Ken introduced himself as one of three paid executive directors at TransaveUK, an employee based credit union that has been in existence since 1996. Since the turn of the century, TransaveUK's assets have grown from around £550k to almost £23m. Over the same time period the TransaveUK loan book has risen from £520k to almost £18m giving a loans to assets ratio of around 78%. Bad debt ratios over the life of the last 10 years average out at just 2.5%. TransaveUK has an active membership of around 11,000 members. The TransaveUK performance compares very favourably to the overall credit union movement which in December 2015 averaged out at just 56% loans to assets. The PEARLS ratio target is recommended to be 70%-80%. Ken said that TransaveUK has a "less risky" membership than many community based credit unions as 90% of all payments are received via payroll deductions. Ken also said that TransaveUK believes in responsible lending but also said that they are not too risk averse. They use the Automated Lending and Decision System but are prepared to be lenient on the lending criteria. A success factor highlighted is the speed of loan decision making, with a 3 day turn around from application into the member's bank account. To achieve this TransaveUK has scrapped its credit committee and outsourced the internal audit function. Also key to success is having simple and clear loan products at competitive interest rates for the credit union's particular membership portfolio, with interest rates varying from 4% (for secured loans up £10,000) to 30% (for an instant loan up to £500 not linked or attached to shares).

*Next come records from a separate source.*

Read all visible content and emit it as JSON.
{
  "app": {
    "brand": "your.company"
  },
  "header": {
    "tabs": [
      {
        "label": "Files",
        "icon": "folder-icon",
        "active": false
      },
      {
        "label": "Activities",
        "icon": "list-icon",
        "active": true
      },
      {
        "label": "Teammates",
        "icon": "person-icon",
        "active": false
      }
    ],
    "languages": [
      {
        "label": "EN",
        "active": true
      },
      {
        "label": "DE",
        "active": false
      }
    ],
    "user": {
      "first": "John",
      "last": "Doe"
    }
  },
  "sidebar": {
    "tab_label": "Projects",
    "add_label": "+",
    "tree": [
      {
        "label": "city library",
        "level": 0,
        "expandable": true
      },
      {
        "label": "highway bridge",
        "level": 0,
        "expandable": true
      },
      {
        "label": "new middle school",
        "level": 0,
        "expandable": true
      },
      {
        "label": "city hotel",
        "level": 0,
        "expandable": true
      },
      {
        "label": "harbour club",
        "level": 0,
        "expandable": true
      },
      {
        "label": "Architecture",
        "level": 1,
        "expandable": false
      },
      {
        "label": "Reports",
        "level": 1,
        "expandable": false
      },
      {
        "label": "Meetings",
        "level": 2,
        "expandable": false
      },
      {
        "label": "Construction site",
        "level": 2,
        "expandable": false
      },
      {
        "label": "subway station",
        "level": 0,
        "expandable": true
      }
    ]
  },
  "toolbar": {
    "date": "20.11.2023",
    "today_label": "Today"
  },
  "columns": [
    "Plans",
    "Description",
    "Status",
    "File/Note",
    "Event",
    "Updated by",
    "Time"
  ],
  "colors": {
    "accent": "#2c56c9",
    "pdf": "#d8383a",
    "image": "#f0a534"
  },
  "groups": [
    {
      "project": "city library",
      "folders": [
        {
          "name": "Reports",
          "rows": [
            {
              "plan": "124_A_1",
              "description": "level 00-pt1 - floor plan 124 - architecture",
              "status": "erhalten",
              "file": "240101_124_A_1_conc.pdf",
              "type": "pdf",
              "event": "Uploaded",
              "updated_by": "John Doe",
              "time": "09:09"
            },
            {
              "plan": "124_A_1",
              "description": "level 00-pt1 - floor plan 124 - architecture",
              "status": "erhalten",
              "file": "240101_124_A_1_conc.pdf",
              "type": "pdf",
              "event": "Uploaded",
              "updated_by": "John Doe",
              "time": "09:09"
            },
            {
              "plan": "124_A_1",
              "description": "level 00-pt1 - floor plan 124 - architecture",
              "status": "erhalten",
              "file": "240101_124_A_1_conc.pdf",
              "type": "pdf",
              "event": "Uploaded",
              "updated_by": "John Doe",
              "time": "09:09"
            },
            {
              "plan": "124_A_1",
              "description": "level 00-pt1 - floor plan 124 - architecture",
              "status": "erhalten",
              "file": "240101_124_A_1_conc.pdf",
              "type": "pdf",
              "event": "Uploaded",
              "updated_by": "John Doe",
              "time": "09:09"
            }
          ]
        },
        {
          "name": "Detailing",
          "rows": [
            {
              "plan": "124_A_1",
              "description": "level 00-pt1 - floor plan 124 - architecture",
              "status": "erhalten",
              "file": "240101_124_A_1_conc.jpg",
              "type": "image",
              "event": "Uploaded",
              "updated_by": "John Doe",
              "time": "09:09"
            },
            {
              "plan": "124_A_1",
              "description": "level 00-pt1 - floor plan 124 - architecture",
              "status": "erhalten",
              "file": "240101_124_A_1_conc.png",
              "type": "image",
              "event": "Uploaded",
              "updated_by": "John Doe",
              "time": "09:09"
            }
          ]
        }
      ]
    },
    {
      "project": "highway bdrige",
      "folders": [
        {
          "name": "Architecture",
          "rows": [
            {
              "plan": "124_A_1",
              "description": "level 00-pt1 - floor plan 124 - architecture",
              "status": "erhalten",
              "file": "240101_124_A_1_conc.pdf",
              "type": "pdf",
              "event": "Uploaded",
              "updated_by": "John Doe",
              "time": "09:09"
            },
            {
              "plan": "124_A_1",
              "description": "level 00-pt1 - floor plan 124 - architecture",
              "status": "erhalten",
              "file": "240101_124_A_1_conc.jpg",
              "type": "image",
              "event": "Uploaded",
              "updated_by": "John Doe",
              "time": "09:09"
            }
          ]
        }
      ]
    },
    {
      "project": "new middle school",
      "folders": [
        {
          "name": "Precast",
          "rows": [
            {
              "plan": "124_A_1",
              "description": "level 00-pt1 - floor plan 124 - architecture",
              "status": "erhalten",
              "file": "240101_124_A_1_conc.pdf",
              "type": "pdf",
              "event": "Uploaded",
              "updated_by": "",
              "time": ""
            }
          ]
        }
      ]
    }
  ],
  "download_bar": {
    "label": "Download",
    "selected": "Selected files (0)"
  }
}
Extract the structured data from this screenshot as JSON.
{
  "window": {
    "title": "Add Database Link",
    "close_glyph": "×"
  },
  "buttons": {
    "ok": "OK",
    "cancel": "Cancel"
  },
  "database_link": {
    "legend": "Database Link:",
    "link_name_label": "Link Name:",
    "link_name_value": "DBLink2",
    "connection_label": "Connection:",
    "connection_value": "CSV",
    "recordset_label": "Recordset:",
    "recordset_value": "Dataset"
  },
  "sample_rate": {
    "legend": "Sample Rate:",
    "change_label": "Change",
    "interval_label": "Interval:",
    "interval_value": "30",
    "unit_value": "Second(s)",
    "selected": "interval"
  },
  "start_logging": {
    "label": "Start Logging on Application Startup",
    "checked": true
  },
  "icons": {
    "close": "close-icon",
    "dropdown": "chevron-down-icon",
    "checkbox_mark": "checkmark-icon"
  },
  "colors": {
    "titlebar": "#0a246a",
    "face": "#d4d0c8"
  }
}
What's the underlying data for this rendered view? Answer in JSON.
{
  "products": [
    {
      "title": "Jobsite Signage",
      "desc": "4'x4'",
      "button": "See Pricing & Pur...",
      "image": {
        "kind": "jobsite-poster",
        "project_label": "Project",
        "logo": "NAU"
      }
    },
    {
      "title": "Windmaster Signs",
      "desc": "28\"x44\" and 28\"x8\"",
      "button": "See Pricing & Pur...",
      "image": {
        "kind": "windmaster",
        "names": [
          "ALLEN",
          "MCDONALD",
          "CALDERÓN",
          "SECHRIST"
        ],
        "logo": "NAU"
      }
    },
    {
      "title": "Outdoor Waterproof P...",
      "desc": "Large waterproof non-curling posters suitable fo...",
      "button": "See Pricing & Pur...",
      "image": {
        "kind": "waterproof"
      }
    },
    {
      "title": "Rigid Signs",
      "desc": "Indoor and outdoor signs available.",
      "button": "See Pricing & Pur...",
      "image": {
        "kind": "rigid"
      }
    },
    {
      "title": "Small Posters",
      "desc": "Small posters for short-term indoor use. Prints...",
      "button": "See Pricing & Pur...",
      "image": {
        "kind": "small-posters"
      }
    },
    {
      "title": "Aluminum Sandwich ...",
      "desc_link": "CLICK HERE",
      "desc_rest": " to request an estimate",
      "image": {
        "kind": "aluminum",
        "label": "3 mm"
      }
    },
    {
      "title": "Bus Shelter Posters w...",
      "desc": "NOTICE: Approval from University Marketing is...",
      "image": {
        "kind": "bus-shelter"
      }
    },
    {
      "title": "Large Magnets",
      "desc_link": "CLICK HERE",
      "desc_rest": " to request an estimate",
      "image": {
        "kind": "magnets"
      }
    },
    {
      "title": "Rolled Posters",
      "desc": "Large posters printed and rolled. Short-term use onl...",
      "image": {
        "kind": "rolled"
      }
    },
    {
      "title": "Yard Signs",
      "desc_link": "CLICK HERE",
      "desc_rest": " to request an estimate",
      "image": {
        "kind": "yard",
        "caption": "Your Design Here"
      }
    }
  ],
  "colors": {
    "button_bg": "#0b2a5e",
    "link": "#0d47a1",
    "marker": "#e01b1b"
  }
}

Andrew Breese - CEO, Moneywise Credit Union

Andrew spoke about the benefits of automation, which include increased productivity, increased speed, reduction in the number of errors and reduced waste. Moneywise now uses Kanban Boards which are a work and workflow visualisation tool that enables you to optimize the flow of your work. Using these boards, all members of the credit union team can see the progress and pick an activity without the need for meetings or communication.

Moneywise also uses the Lean Process which focusses on the reduction of waste to improve overall customer value. Lean aims to eliminate any extra time, labour or material producing a product or service without adding value. Products and services are therefore only generated for a specific customer order rather than being added to an inventory. The goals of the lean process are to improve quality, eliminate waste, reduce lead time and reduce total costs. Lean shows us how to recognise and eliminate waste and not to accept it as the "way things have always been done around here". Lean identifies seven deadly wastes that include inventory (unneeded files, unnecessary copies and excessive unread emails); overproduction (producing reports before they are needed); overprocessing (multiple approval signatures or entering data in multiple systems); transportation (filing or saving documents that will never be used again); motion (selecting additional fields to retrieve previous information or searching for misplaced files); waiting (delays in getting feedback/decisions from peers or top management).

The Moneywise loan application process has now been changed dramatically, eliminating questions that the credit union already knows the answer to. To improve the customer experience, Moneywise has introduced automatic form filling, automatic decision making, automatic credit agreements and electronic signatures, all of which has resulted in the loan application process being reduced from 5-7 days to 1-3 days. As a result, delinquency has reduced by 25%. Moneywise now uses cuForms which fully automates the application process with automated ID checks, automated credit checks, emailed updates and automated decision making.


Most of the credit unions' delegates rating speakers as either "good" or "very good".75% of the overnight delegates rated the accommodation at Village Hotel as "very good", with none rating it as less than "good". 60% of delegates rated the Friday evening meal as "very good", 35% as "good" and 5% as "average". The first ever live band performance, from local band Orion, was rated either "very good" or "good" by 90% of delegates, but around 10% thought that they were too loud and made conversation too difficult.